**What the exercise asks**
The lines you return must be all those in the data that hold the string "name".

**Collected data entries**
______
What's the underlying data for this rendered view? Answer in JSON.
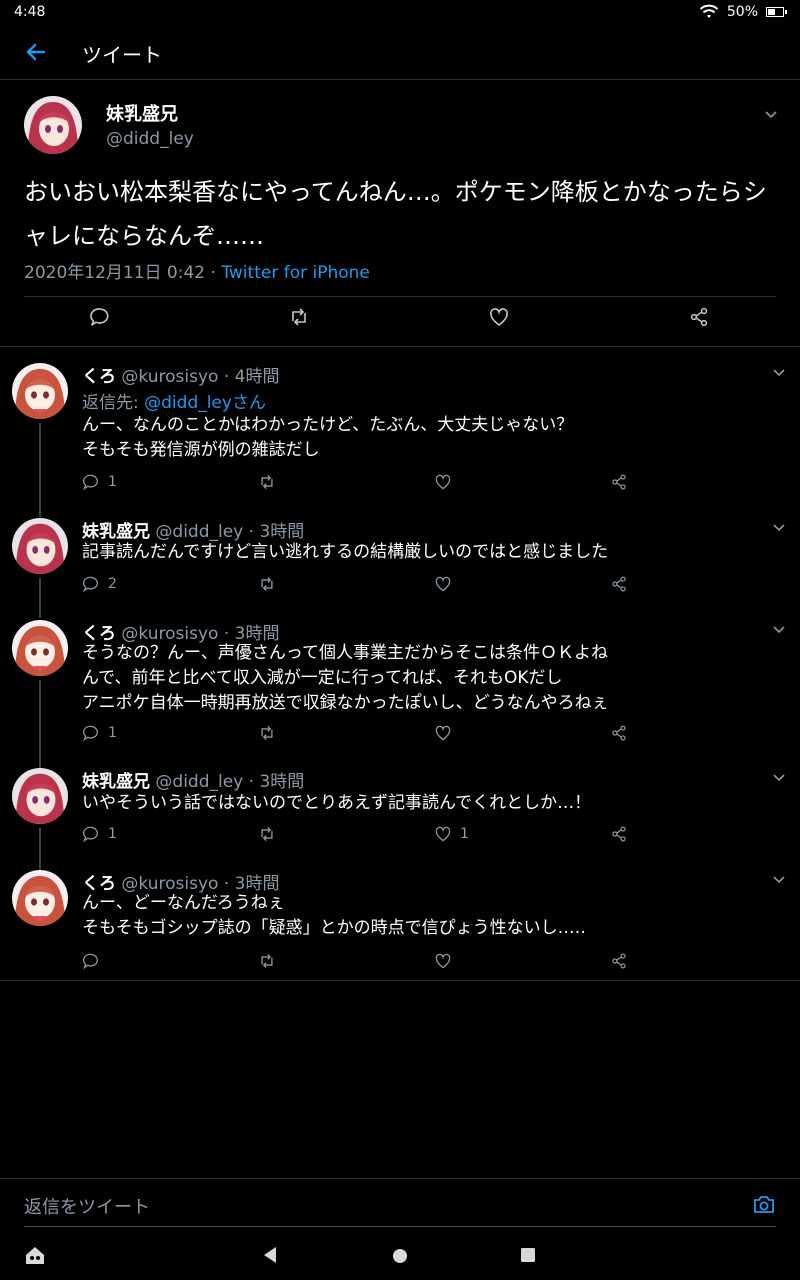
{
  "status_bar": {
    "time": "4:48",
    "battery": "50%"
  },
  "header": {
    "title": "ツイート"
  },
  "main_tweet": {
    "name": "妹乳盛兄",
    "handle": "@didd_ley",
    "text": "おいおい松本梨香なにやってんねん…。ポケモン降板とかなったらシャレにならなんぞ……",
    "date": "2020年12月11日 0:42 · ",
    "source": "Twitter for iPhone"
  },
  "replies": [
    {
      "name": "くろ",
      "meta": "@kurosisyo · 4時間",
      "replying_label": "返信先: ",
      "replying_to": "@didd_leyさん",
      "lines": [
        "んー、なんのことかはわかったけど、たぶん、大丈夫じゃない？",
        "そもそも発信源が例の雑誌だし"
      ],
      "reply_count": "1",
      "like_count": ""
    },
    {
      "name": "妹乳盛兄",
      "meta": "@didd_ley · 3時間",
      "lines": [
        "記事読んだんですけど言い逃れするの結構厳しいのではと感じました"
      ],
      "reply_count": "2",
      "like_count": ""
    },
    {
      "name": "くろ",
      "meta": "@kurosisyo · 3時間",
      "lines": [
        "そうなの？んー、声優さんって個人事業主だからそこは条件ＯＫよね",
        "んで、前年と比べて収入減が一定に行ってれば、それもOKだし",
        "アニポケ自体一時期再放送で収録なかったぽいし、どうなんやろねぇ"
      ],
      "reply_count": "1",
      "like_count": ""
    },
    {
      "name": "妹乳盛兄",
      "meta": "@didd_ley · 3時間",
      "lines": [
        "いやそういう話ではないのでとりあえず記事読んでくれとしか…！"
      ],
      "reply_count": "1",
      "like_count": "1"
    },
    {
      "name": "くろ",
      "meta": "@kurosisyo · 3時間",
      "lines": [
        "んー、どーなんだろうねぇ",
        "そもそもゴシップ誌の「疑惑」とかの時点で信ぴょう性ないし…‥"
      ],
      "reply_count": "",
      "like_count": ""
    }
  ],
  "composer": {
    "placeholder": "返信をツイート"
  },
  "colors": {
    "accent": "#1d9bf0",
    "background": "#000000",
    "secondary_text": "#8b98a5"
  }
}
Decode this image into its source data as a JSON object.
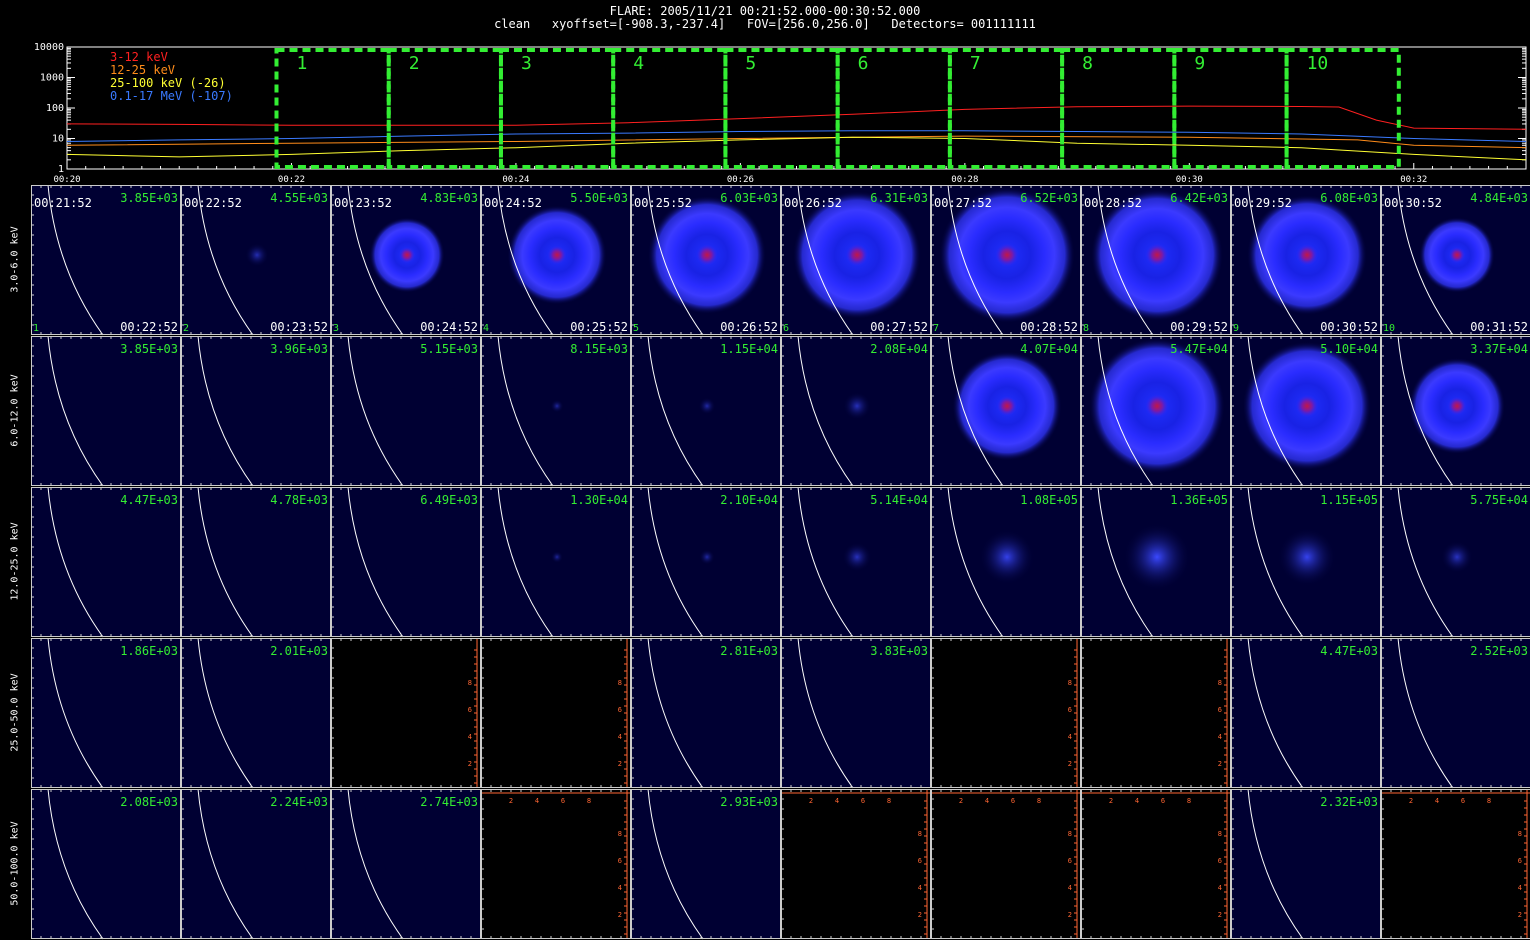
{
  "header": {
    "line1": "FLARE: 2005/11/21 00:21:52.000-00:30:52.000",
    "line2": "clean   xyoffset=[-908.3,-237.4]   FOV=[256.0,256.0]   Detectors= 001111111"
  },
  "chart_data": [
    {
      "type": "line",
      "name": "lightcurve",
      "yscale": "log",
      "ylim": [
        1,
        10000
      ],
      "ytick_labels": [
        "1",
        "10",
        "100",
        "1000",
        "10000"
      ],
      "xlim": [
        "00:20",
        "00:33"
      ],
      "xtick_labels": [
        "00:20",
        "00:22",
        "00:24",
        "00:26",
        "00:28",
        "00:30",
        "00:32"
      ],
      "series": [
        {
          "name": "3-12 keV",
          "color": "#ff2020",
          "x": [
            "00:20",
            "00:21",
            "00:22",
            "00:23",
            "00:24",
            "00:25",
            "00:26",
            "00:27",
            "00:28",
            "00:29",
            "00:30",
            "00:31",
            "00:31:20",
            "00:31:40",
            "00:32",
            "00:33"
          ],
          "y": [
            30,
            29,
            27,
            27,
            27,
            33,
            45,
            62,
            90,
            110,
            115,
            112,
            108,
            40,
            22,
            20
          ]
        },
        {
          "name": "12-25 keV",
          "color": "#ff8c1a",
          "x": [
            "00:20",
            "00:22",
            "00:24",
            "00:26",
            "00:28",
            "00:30",
            "00:31:30",
            "00:32",
            "00:33"
          ],
          "y": [
            6,
            7,
            8,
            10,
            12,
            11,
            9,
            6,
            5
          ]
        },
        {
          "name": "25-100 keV (-26)",
          "color": "#ffff33",
          "x": [
            "00:20",
            "00:21",
            "00:22",
            "00:23",
            "00:24",
            "00:25",
            "00:26",
            "00:27",
            "00:28",
            "00:29",
            "00:30",
            "00:31",
            "00:32",
            "00:33"
          ],
          "y": [
            3,
            2.5,
            3,
            4,
            5,
            7,
            9,
            11,
            10,
            7,
            6,
            5,
            3,
            2
          ]
        },
        {
          "name": "0.1-17 MeV (-107)",
          "color": "#3a7aff",
          "x": [
            "00:20",
            "00:21",
            "00:22",
            "00:23",
            "00:24",
            "00:25",
            "00:26",
            "00:27",
            "00:28",
            "00:29",
            "00:30",
            "00:31",
            "00:32",
            "00:33"
          ],
          "y": [
            8,
            9,
            10,
            12,
            14,
            15,
            17,
            18,
            18,
            17,
            16,
            14,
            10,
            8
          ]
        }
      ],
      "intervals": [
        {
          "label": "1",
          "start": "00:21:52",
          "end": "00:22:52"
        },
        {
          "label": "2",
          "start": "00:22:52",
          "end": "00:23:52"
        },
        {
          "label": "3",
          "start": "00:23:52",
          "end": "00:24:52"
        },
        {
          "label": "4",
          "start": "00:24:52",
          "end": "00:25:52"
        },
        {
          "label": "5",
          "start": "00:25:52",
          "end": "00:26:52"
        },
        {
          "label": "6",
          "start": "00:26:52",
          "end": "00:27:52"
        },
        {
          "label": "7",
          "start": "00:27:52",
          "end": "00:28:52"
        },
        {
          "label": "8",
          "start": "00:28:52",
          "end": "00:29:52"
        },
        {
          "label": "9",
          "start": "00:29:52",
          "end": "00:30:52"
        },
        {
          "label": "10",
          "start": "00:30:52",
          "end": "00:31:52"
        }
      ],
      "interval_color": "#33ee33"
    },
    {
      "type": "heatmap",
      "name": "image_grid",
      "rows": [
        "3.0-6.0 keV",
        "6.0-12.0 keV",
        "12.0-25.0 keV",
        "25.0-50.0 keV",
        "50.0-100.0 keV"
      ],
      "start_times": [
        "00:21:52",
        "00:22:52",
        "00:23:52",
        "00:24:52",
        "00:25:52",
        "00:26:52",
        "00:27:52",
        "00:28:52",
        "00:29:52",
        "00:30:52"
      ],
      "end_times": [
        "00:22:52",
        "00:23:52",
        "00:24:52",
        "00:25:52",
        "00:26:52",
        "00:27:52",
        "00:28:52",
        "00:29:52",
        "00:30:52",
        "00:31:52"
      ],
      "max_values": [
        [
          "3.85E+03",
          "4.55E+03",
          "4.83E+03",
          "5.50E+03",
          "6.03E+03",
          "6.31E+03",
          "6.52E+03",
          "6.42E+03",
          "6.08E+03",
          "4.84E+03"
        ],
        [
          "3.85E+03",
          "3.96E+03",
          "5.15E+03",
          "8.15E+03",
          "1.15E+04",
          "2.08E+04",
          "4.07E+04",
          "5.47E+04",
          "5.10E+04",
          "3.37E+04"
        ],
        [
          "4.47E+03",
          "4.78E+03",
          "6.49E+03",
          "1.30E+04",
          "2.10E+04",
          "5.14E+04",
          "1.08E+05",
          "1.36E+05",
          "1.15E+05",
          "5.75E+04"
        ],
        [
          "1.86E+03",
          "2.01E+03",
          "",
          "",
          "2.81E+03",
          "3.83E+03",
          "",
          "",
          "4.47E+03",
          "2.52E+03"
        ],
        [
          "2.08E+03",
          "2.24E+03",
          "2.74E+03",
          "",
          "2.93E+03",
          "",
          "",
          "",
          "2.32E+03",
          ""
        ]
      ],
      "empty_tick_labels": [
        "2",
        "4",
        "6",
        "8"
      ],
      "colors": {
        "background": "#000033",
        "value_text": "#33ee33",
        "empty_axis": "#ff6633",
        "limb": "#ffffff"
      }
    }
  ]
}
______
**Expected answer**
    "name": "妹乳盛兄",
      "name": "くろ",
      "name": "妹乳盛兄",
      "name": "くろ",
      "name": "妹乳盛兄",
      "name": "くろ",
      "name": "lightcurve",
          "name": "3-12 keV",
          "name": "12-25 keV",
          "name": "25-100 keV (-26)",
          "name": "0.1-17 MeV (-107)",
      "name": "image_grid",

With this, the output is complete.